- [Instructions to follow]
Given the entries below, please return each one exactly.

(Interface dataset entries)
------

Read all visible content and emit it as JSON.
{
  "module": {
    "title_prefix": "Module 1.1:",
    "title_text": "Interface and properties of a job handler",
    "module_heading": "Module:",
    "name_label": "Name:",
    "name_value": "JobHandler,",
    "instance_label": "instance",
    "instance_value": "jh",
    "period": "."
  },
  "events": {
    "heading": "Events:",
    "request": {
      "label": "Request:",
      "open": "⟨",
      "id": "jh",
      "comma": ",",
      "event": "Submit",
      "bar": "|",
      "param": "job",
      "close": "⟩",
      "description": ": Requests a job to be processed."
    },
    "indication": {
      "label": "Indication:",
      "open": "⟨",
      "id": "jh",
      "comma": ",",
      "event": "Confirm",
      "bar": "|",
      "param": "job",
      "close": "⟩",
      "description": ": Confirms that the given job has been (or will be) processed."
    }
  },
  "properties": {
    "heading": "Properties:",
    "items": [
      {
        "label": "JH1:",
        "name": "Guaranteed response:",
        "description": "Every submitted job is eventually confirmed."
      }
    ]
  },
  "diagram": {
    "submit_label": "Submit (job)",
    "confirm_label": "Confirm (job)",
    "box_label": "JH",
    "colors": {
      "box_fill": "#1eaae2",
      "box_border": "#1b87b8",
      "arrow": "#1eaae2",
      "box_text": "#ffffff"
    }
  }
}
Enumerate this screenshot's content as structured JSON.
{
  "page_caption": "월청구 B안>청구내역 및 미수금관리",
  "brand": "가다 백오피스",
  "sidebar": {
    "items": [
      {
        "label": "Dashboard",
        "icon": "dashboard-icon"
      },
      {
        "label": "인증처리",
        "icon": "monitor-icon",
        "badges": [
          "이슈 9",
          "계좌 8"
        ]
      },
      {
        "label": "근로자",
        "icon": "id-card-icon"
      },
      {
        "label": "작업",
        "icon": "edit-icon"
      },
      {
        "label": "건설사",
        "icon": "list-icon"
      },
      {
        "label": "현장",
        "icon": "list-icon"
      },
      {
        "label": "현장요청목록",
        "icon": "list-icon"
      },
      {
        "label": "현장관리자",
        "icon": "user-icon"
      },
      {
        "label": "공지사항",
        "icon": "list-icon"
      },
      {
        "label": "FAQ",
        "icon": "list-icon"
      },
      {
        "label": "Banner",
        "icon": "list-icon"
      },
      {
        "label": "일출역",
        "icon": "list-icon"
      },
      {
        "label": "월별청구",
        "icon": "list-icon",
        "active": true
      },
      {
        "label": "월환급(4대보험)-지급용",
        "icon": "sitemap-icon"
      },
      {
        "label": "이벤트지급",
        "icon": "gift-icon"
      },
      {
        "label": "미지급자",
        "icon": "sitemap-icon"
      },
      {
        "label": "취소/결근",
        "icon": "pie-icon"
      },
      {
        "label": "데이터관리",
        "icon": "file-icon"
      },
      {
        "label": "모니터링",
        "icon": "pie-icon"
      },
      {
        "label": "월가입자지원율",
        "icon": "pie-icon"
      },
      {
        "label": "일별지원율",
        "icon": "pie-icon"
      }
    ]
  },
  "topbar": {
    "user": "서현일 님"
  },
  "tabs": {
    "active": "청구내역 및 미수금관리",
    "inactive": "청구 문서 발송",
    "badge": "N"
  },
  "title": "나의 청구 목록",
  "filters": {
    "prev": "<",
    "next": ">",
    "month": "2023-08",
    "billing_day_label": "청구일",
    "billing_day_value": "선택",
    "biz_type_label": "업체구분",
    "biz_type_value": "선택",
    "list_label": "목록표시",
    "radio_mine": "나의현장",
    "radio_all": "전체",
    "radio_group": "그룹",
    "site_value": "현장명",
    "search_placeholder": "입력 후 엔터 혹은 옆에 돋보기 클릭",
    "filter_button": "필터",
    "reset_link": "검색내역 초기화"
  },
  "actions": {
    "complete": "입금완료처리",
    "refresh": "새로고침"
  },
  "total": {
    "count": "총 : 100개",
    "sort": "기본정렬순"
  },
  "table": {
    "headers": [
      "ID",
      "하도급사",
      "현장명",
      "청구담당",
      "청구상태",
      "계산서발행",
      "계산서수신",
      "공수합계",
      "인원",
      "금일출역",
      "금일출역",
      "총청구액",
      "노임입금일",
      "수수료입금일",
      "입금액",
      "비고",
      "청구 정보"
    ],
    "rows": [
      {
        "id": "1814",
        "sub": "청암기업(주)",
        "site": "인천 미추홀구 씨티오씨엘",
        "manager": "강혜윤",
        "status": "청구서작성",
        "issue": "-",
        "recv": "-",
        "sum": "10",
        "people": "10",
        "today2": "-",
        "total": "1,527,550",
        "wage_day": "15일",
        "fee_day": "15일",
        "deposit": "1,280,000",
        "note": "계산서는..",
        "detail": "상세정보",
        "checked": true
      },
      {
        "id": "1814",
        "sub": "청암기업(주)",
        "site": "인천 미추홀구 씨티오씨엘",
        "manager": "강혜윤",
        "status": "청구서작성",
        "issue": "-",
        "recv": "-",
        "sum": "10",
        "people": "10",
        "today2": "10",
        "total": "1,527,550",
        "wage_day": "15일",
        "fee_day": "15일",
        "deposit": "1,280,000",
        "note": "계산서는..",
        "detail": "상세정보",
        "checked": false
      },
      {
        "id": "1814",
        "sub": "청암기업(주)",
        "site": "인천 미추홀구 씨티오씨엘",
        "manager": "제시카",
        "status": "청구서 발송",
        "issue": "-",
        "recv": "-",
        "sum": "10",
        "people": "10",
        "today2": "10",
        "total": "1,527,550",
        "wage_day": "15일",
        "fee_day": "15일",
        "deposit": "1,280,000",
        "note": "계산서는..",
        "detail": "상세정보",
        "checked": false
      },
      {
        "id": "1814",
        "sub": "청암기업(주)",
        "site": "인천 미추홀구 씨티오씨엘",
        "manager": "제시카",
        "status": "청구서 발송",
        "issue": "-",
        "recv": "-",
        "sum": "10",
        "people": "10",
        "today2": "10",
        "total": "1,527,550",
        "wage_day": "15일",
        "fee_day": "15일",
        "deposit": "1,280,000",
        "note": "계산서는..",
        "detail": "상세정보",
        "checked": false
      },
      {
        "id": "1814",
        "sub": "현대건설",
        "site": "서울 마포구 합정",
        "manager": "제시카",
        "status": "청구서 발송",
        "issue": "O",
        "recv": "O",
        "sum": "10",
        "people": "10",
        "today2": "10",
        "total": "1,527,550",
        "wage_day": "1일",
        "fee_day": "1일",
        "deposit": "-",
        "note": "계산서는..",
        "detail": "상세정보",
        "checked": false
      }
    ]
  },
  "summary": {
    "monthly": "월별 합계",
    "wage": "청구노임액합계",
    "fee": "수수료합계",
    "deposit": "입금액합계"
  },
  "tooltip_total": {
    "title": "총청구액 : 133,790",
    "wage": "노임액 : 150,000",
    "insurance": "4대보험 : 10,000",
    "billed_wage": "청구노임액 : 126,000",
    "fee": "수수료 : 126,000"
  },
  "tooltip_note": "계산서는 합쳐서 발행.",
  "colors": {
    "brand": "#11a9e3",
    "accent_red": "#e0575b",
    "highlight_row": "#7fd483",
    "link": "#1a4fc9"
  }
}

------

- [Answer section]
Read all visible content and emit it as JSON.
{
  "module": {
    "title_prefix": "Module 1.1:",
    "title_text": "Interface and properties of a job handler",
    "module_heading": "Module:",
    "name_label": "Name:",
    "name_value": "JobHandler,",
    "instance_label": "instance",
    "instance_value": "jh",
    "period": "."
  },
  "events": {
    "heading": "Events:",
    "request": {
      "label": "Request:",
      "open": "⟨",
      "id": "jh",
      "comma": ",",
      "event": "Submit",
      "bar": "|",
      "param": "job",
      "close": "⟩",
      "description": ": Requests a job to be processed."
    },
    "indication": {
      "label": "Indication:",
      "open": "⟨",
      "id": "jh",
      "comma": ",",
      "event": "Confirm",
      "bar": "|",
      "param": "job",
      "close": "⟩",
      "description": ": Confirms that the given job has been (or will be) processed."
    }
  },
  "properties": {
    "heading": "Properties:",
    "items": [
      {
        "label": "JH1:",
        "name": "Guaranteed response:",
        "description": "Every submitted job is eventually confirmed."
      }
    ]
  },
  "diagram": {
    "submit_label": "Submit (job)",
    "confirm_label": "Confirm (job)",
    "box_label": "JH",
    "colors": {
      "box_fill": "#1eaae2",
      "box_border": "#1b87b8",
      "arrow": "#1eaae2",
      "box_text": "#ffffff"
    }
  }
}
Enumerate this screenshot's content as structured JSON.
{
  "page_caption": "월청구 B안>청구내역 및 미수금관리",
  "brand": "가다 백오피스",
  "sidebar": {
    "items": [
      {
        "label": "Dashboard",
        "icon": "dashboard-icon"
      },
      {
        "label": "인증처리",
        "icon": "monitor-icon",
        "badges": [
          "이슈 9",
          "계좌 8"
        ]
      },
      {
        "label": "근로자",
        "icon": "id-card-icon"
      },
      {
        "label": "작업",
        "icon": "edit-icon"
      },
      {
        "label": "건설사",
        "icon": "list-icon"
      },
      {
        "label": "현장",
        "icon": "list-icon"
      },
      {
        "label": "현장요청목록",
        "icon": "list-icon"
      },
      {
        "label": "현장관리자",
        "icon": "user-icon"
      },
      {
        "label": "공지사항",
        "icon": "list-icon"
      },
      {
        "label": "FAQ",
        "icon": "list-icon"
      },
      {
        "label": "Banner",
        "icon": "list-icon"
      },
      {
        "label": "일출역",
        "icon": "list-icon"
      },
      {
        "label": "월별청구",
        "icon": "list-icon",
        "active": true
      },
      {
        "label": "월환급(4대보험)-지급용",
        "icon": "sitemap-icon"
      },
      {
        "label": "이벤트지급",
        "icon": "gift-icon"
      },
      {
        "label": "미지급자",
        "icon": "sitemap-icon"
      },
      {
        "label": "취소/결근",
        "icon": "pie-icon"
      },
      {
        "label": "데이터관리",
        "icon": "file-icon"
      },
      {
        "label": "모니터링",
        "icon": "pie-icon"
      },
      {
        "label": "월가입자지원율",
        "icon": "pie-icon"
      },
      {
        "label": "일별지원율",
        "icon": "pie-icon"
      }
    ]
  },
  "topbar": {
    "user": "서현일 님"
  },
  "tabs": {
    "active": "청구내역 및 미수금관리",
    "inactive": "청구 문서 발송",
    "badge": "N"
  },
  "title": "나의 청구 목록",
  "filters": {
    "prev": "<",
    "next": ">",
    "month": "2023-08",
    "billing_day_label": "청구일",
    "billing_day_value": "선택",
    "biz_type_label": "업체구분",
    "biz_type_value": "선택",
    "list_label": "목록표시",
    "radio_mine": "나의현장",
    "radio_all": "전체",
    "radio_group": "그룹",
    "site_value": "현장명",
    "search_placeholder": "입력 후 엔터 혹은 옆에 돋보기 클릭",
    "filter_button": "필터",
    "reset_link": "검색내역 초기화"
  },
  "actions": {
    "complete": "입금완료처리",
    "refresh": "새로고침"
  },
  "total": {
    "count": "총 : 100개",
    "sort": "기본정렬순"
  },
  "table": {
    "headers": [
      "ID",
      "하도급사",
      "현장명",
      "청구담당",
      "청구상태",
      "계산서발행",
      "계산서수신",
      "공수합계",
      "인원",
      "금일출역",
      "금일출역",
      "총청구액",
      "노임입금일",
      "수수료입금일",
      "입금액",
      "비고",
      "청구 정보"
    ],
    "rows": [
      {
        "id": "1814",
        "sub": "청암기업(주)",
        "site": "인천 미추홀구 씨티오씨엘",
        "manager": "강혜윤",
        "status": "청구서작성",
        "issue": "-",
        "recv": "-",
        "sum": "10",
        "people": "10",
        "today2": "-",
        "total": "1,527,550",
        "wage_day": "15일",
        "fee_day": "15일",
        "deposit": "1,280,000",
        "note": "계산서는..",
        "detail": "상세정보",
        "checked": true
      },
      {
        "id": "1814",
        "sub": "청암기업(주)",
        "site": "인천 미추홀구 씨티오씨엘",
        "manager": "강혜윤",
        "status": "청구서작성",
        "issue": "-",
        "recv": "-",
        "sum": "10",
        "people": "10",
        "today2": "10",
        "total": "1,527,550",
        "wage_day": "15일",
        "fee_day": "15일",
        "deposit": "1,280,000",
        "note": "계산서는..",
        "detail": "상세정보",
        "checked": false
      },
      {
        "id": "1814",
        "sub": "청암기업(주)",
        "site": "인천 미추홀구 씨티오씨엘",
        "manager": "제시카",
        "status": "청구서 발송",
        "issue": "-",
        "recv": "-",
        "sum": "10",
        "people": "10",
        "today2": "10",
        "total": "1,527,550",
        "wage_day": "15일",
        "fee_day": "15일",
        "deposit": "1,280,000",
        "note": "계산서는..",
        "detail": "상세정보",
        "checked": false
      },
      {
        "id": "1814",
        "sub": "청암기업(주)",
        "site": "인천 미추홀구 씨티오씨엘",
        "manager": "제시카",
        "status": "청구서 발송",
        "issue": "-",
        "recv": "-",
        "sum": "10",
        "people": "10",
        "today2": "10",
        "total": "1,527,550",
        "wage_day": "15일",
        "fee_day": "15일",
        "deposit": "1,280,000",
        "note": "계산서는..",
        "detail": "상세정보",
        "checked": false
      },
      {
        "id": "1814",
        "sub": "현대건설",
        "site": "서울 마포구 합정",
        "manager": "제시카",
        "status": "청구서 발송",
        "issue": "O",
        "recv": "O",
        "sum": "10",
        "people": "10",
        "today2": "10",
        "total": "1,527,550",
        "wage_day": "1일",
        "fee_day": "1일",
        "deposit": "-",
        "note": "계산서는..",
        "detail": "상세정보",
        "checked": false
      }
    ]
  },
  "summary": {
    "monthly": "월별 합계",
    "wage": "청구노임액합계",
    "fee": "수수료합계",
    "deposit": "입금액합계"
  },
  "tooltip_total": {
    "title": "총청구액 : 133,790",
    "wage": "노임액 : 150,000",
    "insurance": "4대보험 : 10,000",
    "billed_wage": "청구노임액 : 126,000",
    "fee": "수수료 : 126,000"
  },
  "tooltip_note": "계산서는 합쳐서 발행.",
  "colors": {
    "brand": "#11a9e3",
    "accent_red": "#e0575b",
    "highlight_row": "#7fd483",
    "link": "#1a4fc9"
  }
}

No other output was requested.